Myroo Skincare (www.myroo.co.uk)
Small ‘free from’ brand which is notable for being free from all 14 food allergens, and offering a fragrance free version of each of its products, which are additionally free from the 26 declarable fragrance allergens. Its Fragrance Free Superfood Balm (£25, 40g) boasts sunflower and coconut oils, and mango seed and avocado butters.
Pai Skincare (www.paiskincare.com)
An organic and alcohol-free brand entirely devoted to sensitive and dry skin, which never uses detergent ingredients, including the gentler varieties. Their Camellia & Rose Gentle Hydrating Cleanser (£28, 100ml) contains oils of castor, camellia, sweet almond and some coconut derivatives to gently cleanse without drying and stripping oils from the face.
Saaf Skincare (www.saafskincare.com)
Alcohol free and grain free range of natural skincare, characterised by seed oils (sesame, safflower, pomegranate), shea butters, beeswax and essential oils. Their use of a lot of essential oils does mean there are lots of fragrance allergens, should you be sensitive to them, but water-free formulations mean they’re a suitable choice for those with allergies to preservatives. Their Super Hydrating Body Balm (£24.99, 150g) might be a good one to try.
Food Allergens in Latin
Almond – prunus [amygdalus] dulcis/amara/sativa Barley – hordeum/hordeum vulgare Brazil nut – bertholletia excelsa Cashew – anacardium occidentale Celery/celeriac – apium graveolens Egg – ovum Fish/fish oil – pisces/piscum iecur Hazelnut – corylus rostrata/avellana Lupin – lupinus albus/luteus Macadamia nut – macadamia ternifolia Milk – lac Oat – avena sativa Peanut – arachis/arachis hypogea Pistachio – pistacia vera

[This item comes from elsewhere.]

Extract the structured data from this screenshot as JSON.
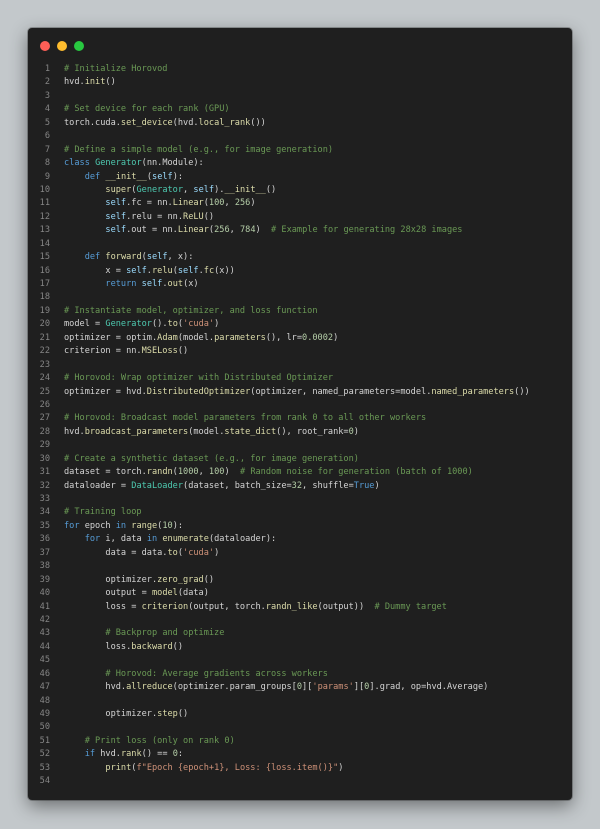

What is YOUR favourite safe moisturiser or skin care product? Do write in and share your skin care secrets.
This article first appeared in Allergy Newsletter No. 117, Summer 2016.